* WORK REQUIRED:
Check every line below for the word "name" and copy each one that has it.

[Items from an interface collection]
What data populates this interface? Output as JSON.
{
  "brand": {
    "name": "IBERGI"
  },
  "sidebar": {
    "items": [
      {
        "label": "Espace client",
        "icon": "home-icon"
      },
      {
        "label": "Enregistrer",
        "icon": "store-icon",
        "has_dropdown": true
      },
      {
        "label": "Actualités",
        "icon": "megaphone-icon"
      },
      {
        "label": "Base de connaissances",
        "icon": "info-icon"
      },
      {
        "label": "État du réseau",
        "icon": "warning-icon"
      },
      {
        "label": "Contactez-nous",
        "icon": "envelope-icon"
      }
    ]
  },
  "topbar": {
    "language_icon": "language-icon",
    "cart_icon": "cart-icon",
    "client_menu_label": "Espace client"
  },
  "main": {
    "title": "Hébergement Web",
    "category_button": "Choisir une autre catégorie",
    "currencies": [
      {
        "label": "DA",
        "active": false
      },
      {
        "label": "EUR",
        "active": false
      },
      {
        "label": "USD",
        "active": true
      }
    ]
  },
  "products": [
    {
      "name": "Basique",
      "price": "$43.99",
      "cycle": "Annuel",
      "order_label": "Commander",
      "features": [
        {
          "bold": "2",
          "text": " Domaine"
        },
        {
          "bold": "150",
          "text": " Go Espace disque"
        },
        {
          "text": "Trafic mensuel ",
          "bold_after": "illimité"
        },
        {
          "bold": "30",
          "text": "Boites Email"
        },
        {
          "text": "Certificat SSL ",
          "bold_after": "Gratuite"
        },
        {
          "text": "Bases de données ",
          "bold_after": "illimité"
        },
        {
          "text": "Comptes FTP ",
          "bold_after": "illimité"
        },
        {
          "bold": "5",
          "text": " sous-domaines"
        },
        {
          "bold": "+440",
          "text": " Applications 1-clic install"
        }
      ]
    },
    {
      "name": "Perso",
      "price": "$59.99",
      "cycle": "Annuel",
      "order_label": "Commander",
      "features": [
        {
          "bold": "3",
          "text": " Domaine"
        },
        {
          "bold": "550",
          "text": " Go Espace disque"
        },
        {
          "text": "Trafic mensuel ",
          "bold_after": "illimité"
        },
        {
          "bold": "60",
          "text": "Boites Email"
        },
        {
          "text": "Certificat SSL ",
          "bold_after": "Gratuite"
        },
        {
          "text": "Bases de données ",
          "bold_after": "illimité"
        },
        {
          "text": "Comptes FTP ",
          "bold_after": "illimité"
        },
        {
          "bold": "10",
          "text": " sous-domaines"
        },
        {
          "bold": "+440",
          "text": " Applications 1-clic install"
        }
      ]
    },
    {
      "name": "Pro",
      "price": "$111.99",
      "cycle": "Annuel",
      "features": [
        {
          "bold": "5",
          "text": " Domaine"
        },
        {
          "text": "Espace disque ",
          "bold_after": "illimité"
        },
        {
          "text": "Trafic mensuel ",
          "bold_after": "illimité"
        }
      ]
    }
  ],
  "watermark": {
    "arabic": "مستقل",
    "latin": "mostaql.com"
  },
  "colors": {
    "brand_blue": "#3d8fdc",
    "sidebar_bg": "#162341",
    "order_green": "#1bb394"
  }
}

* TASK OUTPUT:
    "name": "IBERGI"
      "name": "Basique",
      "name": "Perso",
      "name": "Pro",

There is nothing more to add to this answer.